## Task to carry out
The following entries should be restated word for word, pictures excluded.

┌────────

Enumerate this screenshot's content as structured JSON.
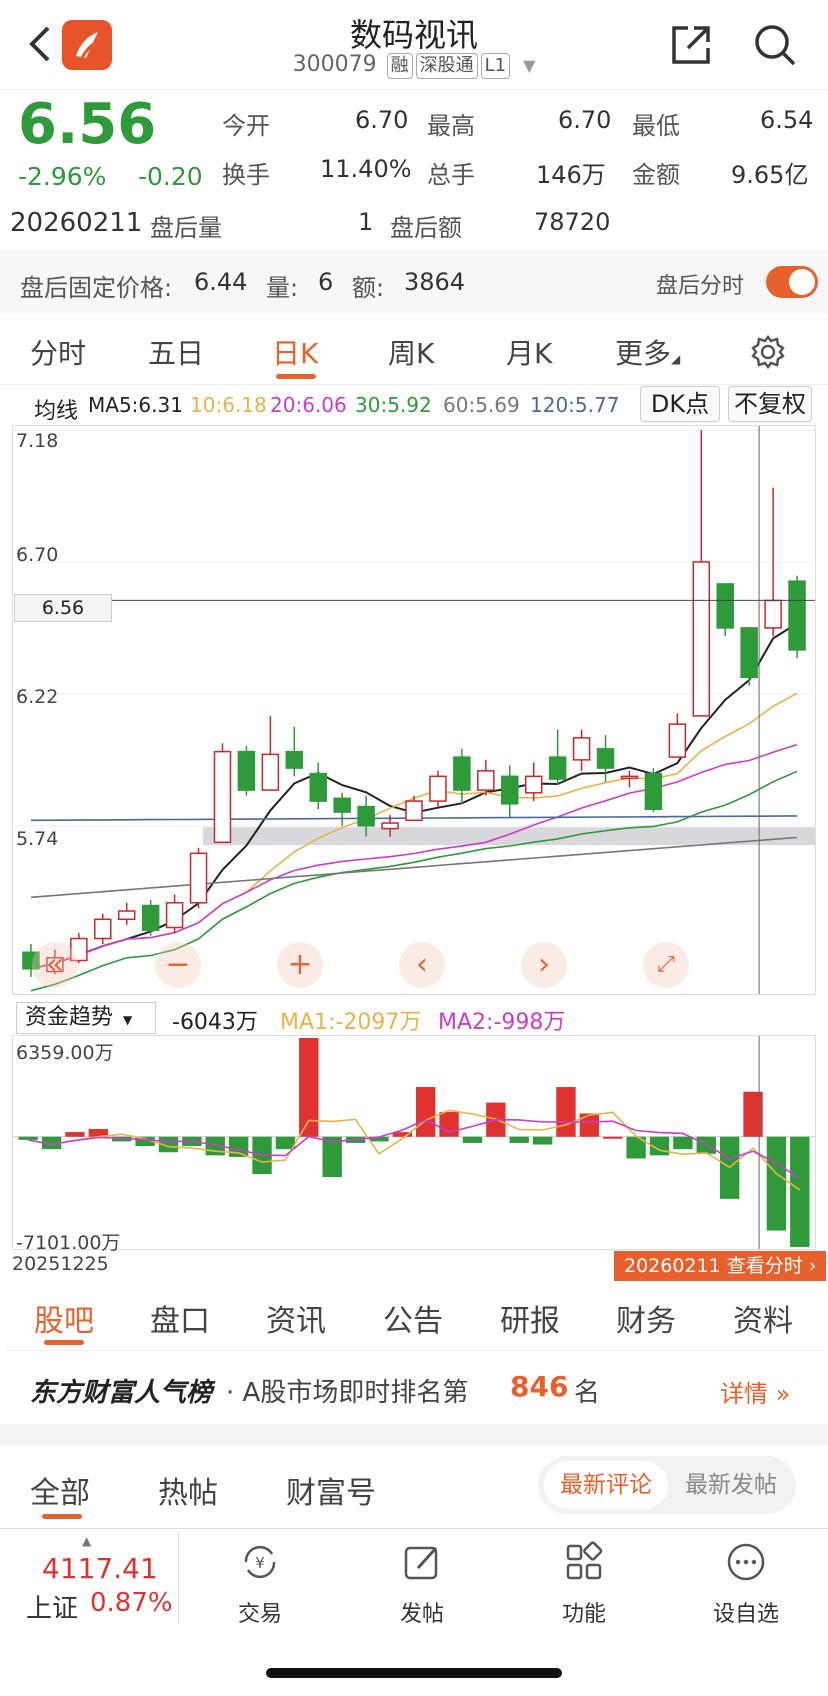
{
  "header": {
    "title": "数码视讯",
    "code": "300079",
    "tags": [
      "融",
      "深股通",
      "L1"
    ]
  },
  "quote": {
    "price": "6.56",
    "change_pct": "-2.96%",
    "change": "-0.20",
    "open_label": "今开",
    "open": "6.70",
    "high_label": "最高",
    "high": "6.70",
    "low_label": "最低",
    "low": "6.54",
    "turnover_label": "换手",
    "turnover": "11.40%",
    "volume_label": "总手",
    "volume": "146万",
    "amount_label": "金额",
    "amount": "9.65亿",
    "date": "20260211",
    "ah_vol_label": "盘后量",
    "ah_vol": "1",
    "ah_amt_label": "盘后额",
    "ah_amt": "78720",
    "fixed_label": "盘后固定价格:",
    "fixed_price": "6.44",
    "qty_label": "量:",
    "qty": "6",
    "amt_label": "额:",
    "amt": "3864",
    "ah_toggle_label": "盘后分时"
  },
  "tabs": [
    "分时",
    "五日",
    "日K",
    "周K",
    "月K",
    "更多"
  ],
  "ma": {
    "label": "均线",
    "ma5": "MA5:6.31",
    "ma10": "10:6.18",
    "ma20": "20:6.06",
    "ma30": "30:5.92",
    "ma60": "60:5.69",
    "ma120": "120:5.77"
  },
  "chart_buttons": {
    "dk": "DK点",
    "fuquan": "不复权"
  },
  "chart_data": {
    "type": "candlestick",
    "y_ticks": [
      "7.18",
      "6.70",
      "6.56",
      "6.22",
      "5.74"
    ],
    "current_price": "6.56",
    "candles": [
      [
        5.28,
        5.22,
        5.31,
        5.19
      ],
      [
        5.21,
        5.26,
        5.29,
        5.2
      ],
      [
        5.25,
        5.33,
        5.35,
        5.24
      ],
      [
        5.33,
        5.4,
        5.42,
        5.31
      ],
      [
        5.4,
        5.43,
        5.46,
        5.38
      ],
      [
        5.45,
        5.36,
        5.47,
        5.34
      ],
      [
        5.37,
        5.46,
        5.49,
        5.35
      ],
      [
        5.46,
        5.64,
        5.66,
        5.44
      ],
      [
        5.68,
        6.01,
        6.04,
        5.68
      ],
      [
        6.01,
        5.87,
        6.03,
        5.85
      ],
      [
        5.87,
        6.0,
        6.14,
        5.87
      ],
      [
        6.01,
        5.95,
        6.1,
        5.92
      ],
      [
        5.93,
        5.83,
        5.97,
        5.8
      ],
      [
        5.84,
        5.79,
        5.86,
        5.74
      ],
      [
        5.81,
        5.74,
        5.85,
        5.7
      ],
      [
        5.73,
        5.75,
        5.78,
        5.7
      ],
      [
        5.76,
        5.83,
        5.85,
        5.76
      ],
      [
        5.83,
        5.92,
        5.94,
        5.81
      ],
      [
        5.99,
        5.87,
        6.02,
        5.82
      ],
      [
        5.87,
        5.94,
        5.98,
        5.85
      ],
      [
        5.92,
        5.82,
        5.96,
        5.77
      ],
      [
        5.86,
        5.92,
        5.97,
        5.83
      ],
      [
        5.99,
        5.91,
        6.09,
        5.89
      ],
      [
        5.98,
        6.06,
        6.09,
        5.94
      ],
      [
        6.02,
        5.95,
        6.07,
        5.9
      ],
      [
        5.92,
        5.92,
        5.94,
        5.88
      ],
      [
        5.93,
        5.8,
        5.95,
        5.79
      ],
      [
        5.99,
        6.11,
        6.15,
        5.99
      ],
      [
        6.14,
        6.7,
        7.18,
        6.14
      ],
      [
        6.62,
        6.46,
        6.62,
        6.43
      ],
      [
        6.46,
        6.28,
        6.46,
        6.25
      ],
      [
        6.46,
        6.56,
        6.97,
        6.43
      ],
      [
        6.63,
        6.38,
        6.65,
        6.35
      ]
    ],
    "ma_lines": [
      "MA5",
      "MA10",
      "MA20",
      "MA30",
      "MA60",
      "MA120"
    ]
  },
  "flow": {
    "label": "资金趋势",
    "value": "-6043万",
    "ma1": "MA1:-2097万",
    "ma2": "MA2:-998万",
    "top": "6359.00万",
    "bottom": "-7101.00万",
    "start_date": "20251225",
    "end_label": "20260211 查看分时",
    "bars": [
      -200,
      -800,
      300,
      500,
      -300,
      -600,
      -1000,
      -600,
      -1200,
      -1300,
      -2400,
      -800,
      6359,
      -2600,
      -400,
      -300,
      300,
      3200,
      1600,
      -400,
      2200,
      -400,
      -500,
      3200,
      1500,
      0,
      -1400,
      -1200,
      -800,
      -1100,
      -4000,
      2900,
      -6043,
      -7101
    ]
  },
  "bottom_tabs": [
    "股吧",
    "盘口",
    "资讯",
    "公告",
    "研报",
    "财务",
    "资料"
  ],
  "rank": {
    "brand": "东方财富人气榜",
    "text": "· A股市场即时排名第",
    "num": "846",
    "unit": "名",
    "more": "详情"
  },
  "filter_tabs": [
    "全部",
    "热帖",
    "财富号"
  ],
  "sort": {
    "a": "最新评论",
    "b": "最新发帖"
  },
  "index": {
    "value": "4117.41",
    "name": "上证",
    "pct": "0.87%"
  },
  "toolbar": [
    "交易",
    "发帖",
    "功能",
    "设自选"
  ]
}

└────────

## Answer
Enumerate this screenshot's content as structured JSON.
{
  "header": {
    "title": "数码视讯",
    "code": "300079",
    "tags": [
      "融",
      "深股通",
      "L1"
    ]
  },
  "quote": {
    "price": "6.56",
    "change_pct": "-2.96%",
    "change": "-0.20",
    "open_label": "今开",
    "open": "6.70",
    "high_label": "最高",
    "high": "6.70",
    "low_label": "最低",
    "low": "6.54",
    "turnover_label": "换手",
    "turnover": "11.40%",
    "volume_label": "总手",
    "volume": "146万",
    "amount_label": "金额",
    "amount": "9.65亿",
    "date": "20260211",
    "ah_vol_label": "盘后量",
    "ah_vol": "1",
    "ah_amt_label": "盘后额",
    "ah_amt": "78720",
    "fixed_label": "盘后固定价格:",
    "fixed_price": "6.44",
    "qty_label": "量:",
    "qty": "6",
    "amt_label": "额:",
    "amt": "3864",
    "ah_toggle_label": "盘后分时"
  },
  "tabs": [
    "分时",
    "五日",
    "日K",
    "周K",
    "月K",
    "更多"
  ],
  "ma": {
    "label": "均线",
    "ma5": "MA5:6.31",
    "ma10": "10:6.18",
    "ma20": "20:6.06",
    "ma30": "30:5.92",
    "ma60": "60:5.69",
    "ma120": "120:5.77"
  },
  "chart_buttons": {
    "dk": "DK点",
    "fuquan": "不复权"
  },
  "chart_data": {
    "type": "candlestick",
    "y_ticks": [
      "7.18",
      "6.70",
      "6.56",
      "6.22",
      "5.74"
    ],
    "current_price": "6.56",
    "candles": [
      [
        5.28,
        5.22,
        5.31,
        5.19
      ],
      [
        5.21,
        5.26,
        5.29,
        5.2
      ],
      [
        5.25,
        5.33,
        5.35,
        5.24
      ],
      [
        5.33,
        5.4,
        5.42,
        5.31
      ],
      [
        5.4,
        5.43,
        5.46,
        5.38
      ],
      [
        5.45,
        5.36,
        5.47,
        5.34
      ],
      [
        5.37,
        5.46,
        5.49,
        5.35
      ],
      [
        5.46,
        5.64,
        5.66,
        5.44
      ],
      [
        5.68,
        6.01,
        6.04,
        5.68
      ],
      [
        6.01,
        5.87,
        6.03,
        5.85
      ],
      [
        5.87,
        6.0,
        6.14,
        5.87
      ],
      [
        6.01,
        5.95,
        6.1,
        5.92
      ],
      [
        5.93,
        5.83,
        5.97,
        5.8
      ],
      [
        5.84,
        5.79,
        5.86,
        5.74
      ],
      [
        5.81,
        5.74,
        5.85,
        5.7
      ],
      [
        5.73,
        5.75,
        5.78,
        5.7
      ],
      [
        5.76,
        5.83,
        5.85,
        5.76
      ],
      [
        5.83,
        5.92,
        5.94,
        5.81
      ],
      [
        5.99,
        5.87,
        6.02,
        5.82
      ],
      [
        5.87,
        5.94,
        5.98,
        5.85
      ],
      [
        5.92,
        5.82,
        5.96,
        5.77
      ],
      [
        5.86,
        5.92,
        5.97,
        5.83
      ],
      [
        5.99,
        5.91,
        6.09,
        5.89
      ],
      [
        5.98,
        6.06,
        6.09,
        5.94
      ],
      [
        6.02,
        5.95,
        6.07,
        5.9
      ],
      [
        5.92,
        5.92,
        5.94,
        5.88
      ],
      [
        5.93,
        5.8,
        5.95,
        5.79
      ],
      [
        5.99,
        6.11,
        6.15,
        5.99
      ],
      [
        6.14,
        6.7,
        7.18,
        6.14
      ],
      [
        6.62,
        6.46,
        6.62,
        6.43
      ],
      [
        6.46,
        6.28,
        6.46,
        6.25
      ],
      [
        6.46,
        6.56,
        6.97,
        6.43
      ],
      [
        6.63,
        6.38,
        6.65,
        6.35
      ]
    ],
    "ma_lines": [
      "MA5",
      "MA10",
      "MA20",
      "MA30",
      "MA60",
      "MA120"
    ]
  },
  "flow": {
    "label": "资金趋势",
    "value": "-6043万",
    "ma1": "MA1:-2097万",
    "ma2": "MA2:-998万",
    "top": "6359.00万",
    "bottom": "-7101.00万",
    "start_date": "20251225",
    "end_label": "20260211 查看分时",
    "bars": [
      -200,
      -800,
      300,
      500,
      -300,
      -600,
      -1000,
      -600,
      -1200,
      -1300,
      -2400,
      -800,
      6359,
      -2600,
      -400,
      -300,
      300,
      3200,
      1600,
      -400,
      2200,
      -400,
      -500,
      3200,
      1500,
      0,
      -1400,
      -1200,
      -800,
      -1100,
      -4000,
      2900,
      -6043,
      -7101
    ]
  },
  "bottom_tabs": [
    "股吧",
    "盘口",
    "资讯",
    "公告",
    "研报",
    "财务",
    "资料"
  ],
  "rank": {
    "brand": "东方财富人气榜",
    "text": "· A股市场即时排名第",
    "num": "846",
    "unit": "名",
    "more": "详情"
  },
  "filter_tabs": [
    "全部",
    "热帖",
    "财富号"
  ],
  "sort": {
    "a": "最新评论",
    "b": "最新发帖"
  },
  "index": {
    "value": "4117.41",
    "name": "上证",
    "pct": "0.87%"
  },
  "toolbar": [
    "交易",
    "发帖",
    "功能",
    "设自选"
  ]
}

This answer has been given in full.